THE RECORDS
•••

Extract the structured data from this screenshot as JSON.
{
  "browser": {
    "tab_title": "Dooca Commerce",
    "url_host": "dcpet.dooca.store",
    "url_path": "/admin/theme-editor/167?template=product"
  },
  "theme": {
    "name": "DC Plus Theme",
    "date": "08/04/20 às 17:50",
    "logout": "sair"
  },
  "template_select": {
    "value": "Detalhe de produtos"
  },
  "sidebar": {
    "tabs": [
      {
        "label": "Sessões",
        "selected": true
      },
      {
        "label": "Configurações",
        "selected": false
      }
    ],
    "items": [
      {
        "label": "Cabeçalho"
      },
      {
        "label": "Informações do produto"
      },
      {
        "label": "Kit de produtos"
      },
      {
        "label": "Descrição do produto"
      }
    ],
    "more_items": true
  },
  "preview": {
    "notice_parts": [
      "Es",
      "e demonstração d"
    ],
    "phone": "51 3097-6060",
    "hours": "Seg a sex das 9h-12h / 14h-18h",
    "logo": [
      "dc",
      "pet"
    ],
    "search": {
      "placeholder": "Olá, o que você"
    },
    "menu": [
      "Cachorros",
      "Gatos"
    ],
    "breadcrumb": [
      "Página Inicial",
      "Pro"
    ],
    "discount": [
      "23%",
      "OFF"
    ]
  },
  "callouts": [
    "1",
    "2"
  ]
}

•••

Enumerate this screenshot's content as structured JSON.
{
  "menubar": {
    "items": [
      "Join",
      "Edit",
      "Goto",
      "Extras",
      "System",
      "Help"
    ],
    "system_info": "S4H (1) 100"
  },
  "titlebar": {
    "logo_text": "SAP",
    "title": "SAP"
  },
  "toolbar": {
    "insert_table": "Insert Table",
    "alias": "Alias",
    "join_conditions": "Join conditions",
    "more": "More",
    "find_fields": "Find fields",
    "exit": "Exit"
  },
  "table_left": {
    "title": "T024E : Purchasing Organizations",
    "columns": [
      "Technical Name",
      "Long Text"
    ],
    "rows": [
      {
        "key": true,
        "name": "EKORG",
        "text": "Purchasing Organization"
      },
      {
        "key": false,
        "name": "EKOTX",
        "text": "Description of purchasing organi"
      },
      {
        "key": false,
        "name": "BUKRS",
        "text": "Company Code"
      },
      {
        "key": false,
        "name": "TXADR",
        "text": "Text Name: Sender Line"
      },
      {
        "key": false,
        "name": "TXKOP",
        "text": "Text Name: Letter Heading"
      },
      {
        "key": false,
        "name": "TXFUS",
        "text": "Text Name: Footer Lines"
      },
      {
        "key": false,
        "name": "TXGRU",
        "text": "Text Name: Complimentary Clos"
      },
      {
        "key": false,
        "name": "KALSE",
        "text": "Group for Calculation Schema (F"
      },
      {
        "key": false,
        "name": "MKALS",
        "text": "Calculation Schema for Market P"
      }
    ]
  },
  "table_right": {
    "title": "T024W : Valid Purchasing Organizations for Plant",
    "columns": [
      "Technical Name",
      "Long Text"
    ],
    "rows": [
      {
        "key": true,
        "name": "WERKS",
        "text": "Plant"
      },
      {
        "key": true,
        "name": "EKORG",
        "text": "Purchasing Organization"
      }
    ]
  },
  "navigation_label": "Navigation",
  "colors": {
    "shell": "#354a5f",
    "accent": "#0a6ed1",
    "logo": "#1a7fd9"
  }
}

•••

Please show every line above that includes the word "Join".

REPLY TO THE EXERCISE
      "Join",
    "join_conditions": "Join conditions",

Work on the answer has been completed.